Required work:
Give back all of the records underneath exactly, with no omissions.

Data records for software interfaces

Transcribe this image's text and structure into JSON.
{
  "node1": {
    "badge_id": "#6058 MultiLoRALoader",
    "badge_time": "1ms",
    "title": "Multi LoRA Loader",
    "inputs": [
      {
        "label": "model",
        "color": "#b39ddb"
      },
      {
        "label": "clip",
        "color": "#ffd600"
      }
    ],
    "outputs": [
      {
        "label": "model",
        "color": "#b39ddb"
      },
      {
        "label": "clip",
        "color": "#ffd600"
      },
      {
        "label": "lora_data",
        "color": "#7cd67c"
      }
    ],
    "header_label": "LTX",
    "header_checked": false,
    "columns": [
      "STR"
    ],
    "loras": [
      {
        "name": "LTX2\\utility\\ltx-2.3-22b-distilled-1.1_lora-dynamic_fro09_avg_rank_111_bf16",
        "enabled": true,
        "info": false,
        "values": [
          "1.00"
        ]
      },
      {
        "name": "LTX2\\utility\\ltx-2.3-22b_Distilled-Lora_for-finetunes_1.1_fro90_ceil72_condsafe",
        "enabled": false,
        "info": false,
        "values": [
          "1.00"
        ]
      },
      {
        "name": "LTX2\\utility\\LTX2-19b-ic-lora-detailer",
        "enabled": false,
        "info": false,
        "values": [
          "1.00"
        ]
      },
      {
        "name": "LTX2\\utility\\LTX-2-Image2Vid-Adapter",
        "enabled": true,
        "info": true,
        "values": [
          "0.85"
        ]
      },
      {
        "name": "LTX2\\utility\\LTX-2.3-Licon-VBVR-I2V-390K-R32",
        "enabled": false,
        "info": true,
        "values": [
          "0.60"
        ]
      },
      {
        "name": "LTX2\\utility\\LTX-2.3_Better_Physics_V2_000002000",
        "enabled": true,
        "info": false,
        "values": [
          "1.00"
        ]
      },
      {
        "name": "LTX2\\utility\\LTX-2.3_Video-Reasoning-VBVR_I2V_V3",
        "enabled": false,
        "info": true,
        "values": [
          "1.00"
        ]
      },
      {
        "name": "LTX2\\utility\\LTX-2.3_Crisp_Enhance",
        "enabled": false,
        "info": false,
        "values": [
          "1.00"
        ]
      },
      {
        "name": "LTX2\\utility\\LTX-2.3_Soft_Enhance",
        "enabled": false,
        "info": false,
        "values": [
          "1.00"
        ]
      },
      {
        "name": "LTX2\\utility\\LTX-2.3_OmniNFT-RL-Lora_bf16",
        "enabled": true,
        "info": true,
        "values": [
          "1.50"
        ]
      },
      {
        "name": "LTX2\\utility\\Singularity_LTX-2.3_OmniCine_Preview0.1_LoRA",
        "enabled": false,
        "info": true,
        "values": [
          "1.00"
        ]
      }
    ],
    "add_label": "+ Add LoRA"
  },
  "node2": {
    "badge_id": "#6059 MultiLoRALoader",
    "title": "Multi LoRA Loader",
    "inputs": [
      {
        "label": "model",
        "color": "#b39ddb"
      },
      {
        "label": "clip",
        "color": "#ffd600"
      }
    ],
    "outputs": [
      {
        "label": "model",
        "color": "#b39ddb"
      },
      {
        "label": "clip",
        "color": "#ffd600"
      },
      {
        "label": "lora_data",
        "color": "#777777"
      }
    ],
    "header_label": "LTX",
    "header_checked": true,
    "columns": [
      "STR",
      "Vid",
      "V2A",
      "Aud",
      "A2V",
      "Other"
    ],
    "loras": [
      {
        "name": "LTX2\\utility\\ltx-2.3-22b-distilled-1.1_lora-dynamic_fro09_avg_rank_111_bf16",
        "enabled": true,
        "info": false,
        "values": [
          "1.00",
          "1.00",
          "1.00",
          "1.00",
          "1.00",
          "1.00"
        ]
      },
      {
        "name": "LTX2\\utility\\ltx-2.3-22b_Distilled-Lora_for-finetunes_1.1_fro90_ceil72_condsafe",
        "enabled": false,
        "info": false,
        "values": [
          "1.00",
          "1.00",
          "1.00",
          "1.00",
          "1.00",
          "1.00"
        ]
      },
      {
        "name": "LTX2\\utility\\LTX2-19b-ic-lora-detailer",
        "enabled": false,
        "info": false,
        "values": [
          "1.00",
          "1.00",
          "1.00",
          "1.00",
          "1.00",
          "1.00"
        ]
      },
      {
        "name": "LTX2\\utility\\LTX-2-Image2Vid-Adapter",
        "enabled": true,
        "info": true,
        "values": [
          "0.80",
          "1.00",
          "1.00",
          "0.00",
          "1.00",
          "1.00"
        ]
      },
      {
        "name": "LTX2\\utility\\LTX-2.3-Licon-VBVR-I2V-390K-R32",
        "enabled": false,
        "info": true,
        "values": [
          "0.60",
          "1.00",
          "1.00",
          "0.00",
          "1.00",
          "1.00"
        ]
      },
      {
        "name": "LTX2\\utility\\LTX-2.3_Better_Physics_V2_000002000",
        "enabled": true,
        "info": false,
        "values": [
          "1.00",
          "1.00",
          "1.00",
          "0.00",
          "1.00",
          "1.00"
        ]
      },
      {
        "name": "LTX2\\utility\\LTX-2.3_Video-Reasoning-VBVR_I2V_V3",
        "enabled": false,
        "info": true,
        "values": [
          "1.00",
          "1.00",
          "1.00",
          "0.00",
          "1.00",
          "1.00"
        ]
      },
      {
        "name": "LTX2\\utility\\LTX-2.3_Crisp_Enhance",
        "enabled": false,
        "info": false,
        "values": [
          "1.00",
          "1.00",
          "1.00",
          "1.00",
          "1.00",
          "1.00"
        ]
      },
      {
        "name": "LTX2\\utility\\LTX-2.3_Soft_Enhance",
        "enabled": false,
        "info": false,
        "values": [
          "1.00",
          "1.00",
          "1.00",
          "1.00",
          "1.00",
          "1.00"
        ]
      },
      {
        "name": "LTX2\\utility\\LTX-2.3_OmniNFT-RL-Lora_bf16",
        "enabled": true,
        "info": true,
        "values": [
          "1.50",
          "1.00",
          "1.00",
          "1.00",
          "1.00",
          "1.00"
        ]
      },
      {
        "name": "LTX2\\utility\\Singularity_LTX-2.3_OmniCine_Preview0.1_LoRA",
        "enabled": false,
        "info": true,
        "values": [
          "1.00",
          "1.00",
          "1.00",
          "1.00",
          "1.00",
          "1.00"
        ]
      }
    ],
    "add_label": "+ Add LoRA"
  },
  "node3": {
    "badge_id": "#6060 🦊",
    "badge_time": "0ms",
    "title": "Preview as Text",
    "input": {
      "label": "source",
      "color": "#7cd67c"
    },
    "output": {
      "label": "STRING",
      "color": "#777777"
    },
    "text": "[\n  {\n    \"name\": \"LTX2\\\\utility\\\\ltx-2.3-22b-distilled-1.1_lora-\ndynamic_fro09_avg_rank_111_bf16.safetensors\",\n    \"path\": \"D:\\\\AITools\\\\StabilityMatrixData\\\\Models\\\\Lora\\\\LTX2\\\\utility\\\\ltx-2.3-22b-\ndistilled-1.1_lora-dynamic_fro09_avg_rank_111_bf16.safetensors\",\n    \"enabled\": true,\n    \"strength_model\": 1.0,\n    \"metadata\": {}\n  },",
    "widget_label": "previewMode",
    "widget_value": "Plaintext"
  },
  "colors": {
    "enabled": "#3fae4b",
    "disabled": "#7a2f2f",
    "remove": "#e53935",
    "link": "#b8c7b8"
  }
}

Output of the exercise:
Transcribe this image's text and structure into JSON.
{
  "node1": {
    "badge_id": "#6058 MultiLoRALoader",
    "badge_time": "1ms",
    "title": "Multi LoRA Loader",
    "inputs": [
      {
        "label": "model",
        "color": "#b39ddb"
      },
      {
        "label": "clip",
        "color": "#ffd600"
      }
    ],
    "outputs": [
      {
        "label": "model",
        "color": "#b39ddb"
      },
      {
        "label": "clip",
        "color": "#ffd600"
      },
      {
        "label": "lora_data",
        "color": "#7cd67c"
      }
    ],
    "header_label": "LTX",
    "header_checked": false,
    "columns": [
      "STR"
    ],
    "loras": [
      {
        "name": "LTX2\\utility\\ltx-2.3-22b-distilled-1.1_lora-dynamic_fro09_avg_rank_111_bf16",
        "enabled": true,
        "info": false,
        "values": [
          "1.00"
        ]
      },
      {
        "name": "LTX2\\utility\\ltx-2.3-22b_Distilled-Lora_for-finetunes_1.1_fro90_ceil72_condsafe",
        "enabled": false,
        "info": false,
        "values": [
          "1.00"
        ]
      },
      {
        "name": "LTX2\\utility\\LTX2-19b-ic-lora-detailer",
        "enabled": false,
        "info": false,
        "values": [
          "1.00"
        ]
      },
      {
        "name": "LTX2\\utility\\LTX-2-Image2Vid-Adapter",
        "enabled": true,
        "info": true,
        "values": [
          "0.85"
        ]
      },
      {
        "name": "LTX2\\utility\\LTX-2.3-Licon-VBVR-I2V-390K-R32",
        "enabled": false,
        "info": true,
        "values": [
          "0.60"
        ]
      },
      {
        "name": "LTX2\\utility\\LTX-2.3_Better_Physics_V2_000002000",
        "enabled": true,
        "info": false,
        "values": [
          "1.00"
        ]
      },
      {
        "name": "LTX2\\utility\\LTX-2.3_Video-Reasoning-VBVR_I2V_V3",
        "enabled": false,
        "info": true,
        "values": [
          "1.00"
        ]
      },
      {
        "name": "LTX2\\utility\\LTX-2.3_Crisp_Enhance",
        "enabled": false,
        "info": false,
        "values": [
          "1.00"
        ]
      },
      {
        "name": "LTX2\\utility\\LTX-2.3_Soft_Enhance",
        "enabled": false,
        "info": false,
        "values": [
          "1.00"
        ]
      },
      {
        "name": "LTX2\\utility\\LTX-2.3_OmniNFT-RL-Lora_bf16",
        "enabled": true,
        "info": true,
        "values": [
          "1.50"
        ]
      },
      {
        "name": "LTX2\\utility\\Singularity_LTX-2.3_OmniCine_Preview0.1_LoRA",
        "enabled": false,
        "info": true,
        "values": [
          "1.00"
        ]
      }
    ],
    "add_label": "+ Add LoRA"
  },
  "node2": {
    "badge_id": "#6059 MultiLoRALoader",
    "title": "Multi LoRA Loader",
    "inputs": [
      {
        "label": "model",
        "color": "#b39ddb"
      },
      {
        "label": "clip",
        "color": "#ffd600"
      }
    ],
    "outputs": [
      {
        "label": "model",
        "color": "#b39ddb"
      },
      {
        "label": "clip",
        "color": "#ffd600"
      },
      {
        "label": "lora_data",
        "color": "#777777"
      }
    ],
    "header_label": "LTX",
    "header_checked": true,
    "columns": [
      "STR",
      "Vid",
      "V2A",
      "Aud",
      "A2V",
      "Other"
    ],
    "loras": [
      {
        "name": "LTX2\\utility\\ltx-2.3-22b-distilled-1.1_lora-dynamic_fro09_avg_rank_111_bf16",
        "enabled": true,
        "info": false,
        "values": [
          "1.00",
          "1.00",
          "1.00",
          "1.00",
          "1.00",
          "1.00"
        ]
      },
      {
        "name": "LTX2\\utility\\ltx-2.3-22b_Distilled-Lora_for-finetunes_1.1_fro90_ceil72_condsafe",
        "enabled": false,
        "info": false,
        "values": [
          "1.00",
          "1.00",
          "1.00",
          "1.00",
          "1.00",
          "1.00"
        ]
      },
      {
        "name": "LTX2\\utility\\LTX2-19b-ic-lora-detailer",
        "enabled": false,
        "info": false,
        "values": [
          "1.00",
          "1.00",
          "1.00",
          "1.00",
          "1.00",
          "1.00"
        ]
      },
      {
        "name": "LTX2\\utility\\LTX-2-Image2Vid-Adapter",
        "enabled": true,
        "info": true,
        "values": [
          "0.80",
          "1.00",
          "1.00",
          "0.00",
          "1.00",
          "1.00"
        ]
      },
      {
        "name": "LTX2\\utility\\LTX-2.3-Licon-VBVR-I2V-390K-R32",
        "enabled": false,
        "info": true,
        "values": [
          "0.60",
          "1.00",
          "1.00",
          "0.00",
          "1.00",
          "1.00"
        ]
      },
      {
        "name": "LTX2\\utility\\LTX-2.3_Better_Physics_V2_000002000",
        "enabled": true,
        "info": false,
        "values": [
          "1.00",
          "1.00",
          "1.00",
          "0.00",
          "1.00",
          "1.00"
        ]
      },
      {
        "name": "LTX2\\utility\\LTX-2.3_Video-Reasoning-VBVR_I2V_V3",
        "enabled": false,
        "info": true,
        "values": [
          "1.00",
          "1.00",
          "1.00",
          "0.00",
          "1.00",
          "1.00"
        ]
      },
      {
        "name": "LTX2\\utility\\LTX-2.3_Crisp_Enhance",
        "enabled": false,
        "info": false,
        "values": [
          "1.00",
          "1.00",
          "1.00",
          "1.00",
          "1.00",
          "1.00"
        ]
      },
      {
        "name": "LTX2\\utility\\LTX-2.3_Soft_Enhance",
        "enabled": false,
        "info": false,
        "values": [
          "1.00",
          "1.00",
          "1.00",
          "1.00",
          "1.00",
          "1.00"
        ]
      },
      {
        "name": "LTX2\\utility\\LTX-2.3_OmniNFT-RL-Lora_bf16",
        "enabled": true,
        "info": true,
        "values": [
          "1.50",
          "1.00",
          "1.00",
          "1.00",
          "1.00",
          "1.00"
        ]
      },
      {
        "name": "LTX2\\utility\\Singularity_LTX-2.3_OmniCine_Preview0.1_LoRA",
        "enabled": false,
        "info": true,
        "values": [
          "1.00",
          "1.00",
          "1.00",
          "1.00",
          "1.00",
          "1.00"
        ]
      }
    ],
    "add_label": "+ Add LoRA"
  },
  "node3": {
    "badge_id": "#6060 🦊",
    "badge_time": "0ms",
    "title": "Preview as Text",
    "input": {
      "label": "source",
      "color": "#7cd67c"
    },
    "output": {
      "label": "STRING",
      "color": "#777777"
    },
    "text": "[\n  {\n    \"name\": \"LTX2\\\\utility\\\\ltx-2.3-22b-distilled-1.1_lora-\ndynamic_fro09_avg_rank_111_bf16.safetensors\",\n    \"path\": \"D:\\\\AITools\\\\StabilityMatrixData\\\\Models\\\\Lora\\\\LTX2\\\\utility\\\\ltx-2.3-22b-\ndistilled-1.1_lora-dynamic_fro09_avg_rank_111_bf16.safetensors\",\n    \"enabled\": true,\n    \"strength_model\": 1.0,\n    \"metadata\": {}\n  },",
    "widget_label": "previewMode",
    "widget_value": "Plaintext"
  },
  "colors": {
    "enabled": "#3fae4b",
    "disabled": "#7a2f2f",
    "remove": "#e53935",
    "link": "#b8c7b8"
  }
}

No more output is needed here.